March 6, 2023
By Rachel Wagner, MSW
We know you probably have a to-do list that is already packed with what feels like an endless amount of tasks, projects, and meetings. Adding even one more thing to that list could overwhelm you – and that is likely an understatement. We know that you are giving everything you have to support the children, caregivers, team members, and the families you serve. We also know that your to-do list is constantly growing.

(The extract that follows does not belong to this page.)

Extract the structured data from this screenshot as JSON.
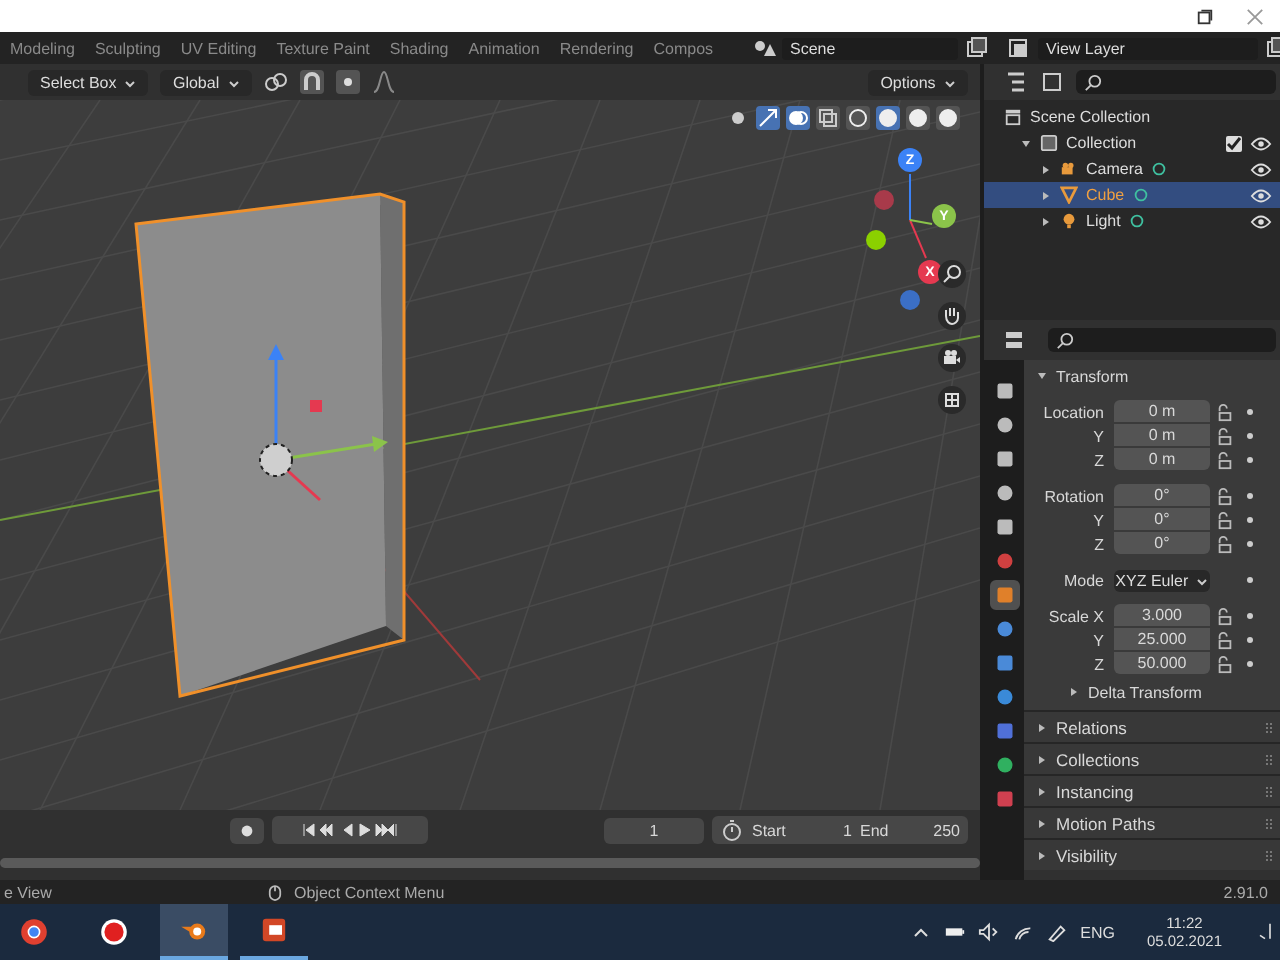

We can imagine that social and emotional learning (SEL) has become a big focus in your work because children seem to be needing even more support to engage in healthy social dynamics and cope with emotions in constructive ways. Adding more SEL to your already expansive to-do list probably feels like one thing too many. We are here to thank you for what you are already doing and to offer a little hope in knowing that SEL does not have to be “one more thing.” SEL can be about making the most of everyday, ordinary moments with children. It doesn’t have to be about adding to your list, but rather, finding the social and emotional learning in what you’re already doing.
Here are four ways you’re already – or four simple ways you can start – promoting SEL.
Greeting Children Every Morning
We greet children in some form or fashion every time they enter a room. We can incorporate SEL into just about every greeting because greetings are an opportunity to increase connection and attachment!
Consider trying to say the child’s name three times while sharing something positive during the course of your greeting. It may sound something like, “Hi Damien. I am so happy to see you today Damien. Damien, I am looking forward to seeing you continue to build that tower in blocks.” Not only will using their names be connected to something positive, you will be extending your engagement with the child. This will help the child feel more grounded to the space and to you.
Reading Books to Children
We are already reading books. We can incorporate SEL into just about any story we are reading because the characters are having feelings, even if the author doesn’t mention them!
Consider stopping a couple times during a story you’re reading and simply asking, “What do you think this character is feeling?” or “Elephant just dropped his ice cream. I wonder if he is feeling sad. What do you think?” Not only are you increasing literacy by reading, you will be increasing emotional literacy.
Resolving Conflicts Between Children
Children will inevitably have conflicts and challenges with each other throughout the day. Whether it is wanting a turn or taking someone’s seat, we can incorporate SEL into every conflict we seek to resolve with children! Conflicts are opportunities to learn about our feelings and how to cope in healthy ways.
Consider using the FLIP IT strategy when a conflict arises. FLIP IT has four simple steps, embodied in the FLIP mnemonic which stands for F – Feelings, L – Limits, I – Inquiries, and P – Prompts. FLIP IT validates children’s feelings, provides them with loving limits, and invites them to problem-solve through inquiries and prompts.
Asking Children to Wait
We are constantly asking children to wait their turn, wait for an activity to start, wait in a line, wait for a meal, or wait for a family member to pick them up. We can incorporate SEL into most waiting moments by helping children learn to cope with delayed gratifying.
Consider validating the feelings associated with waiting and then offering ways to cope with inevitable delays. It may sound like, “Armani, I see you getting wiggly in line. I’m wondering if you are excited to get outside. Waiting is hard. What can we do? You can sing a song, do a dance, or tap your toes.” Acknowledging that waiting is hard and asking children to looks for ways to cope is a life skill they will need forever.
Rachel is an early childhood mental health specialist and national trainer with the Devereux Center for Resilient Children. She is the author of FLIP IT! Transforming Challenging Behavior, and co-author of Your Journey Together: Building the Resilience of Children and Families as well as the Devereux Resilient Leadership Survey (DERLS).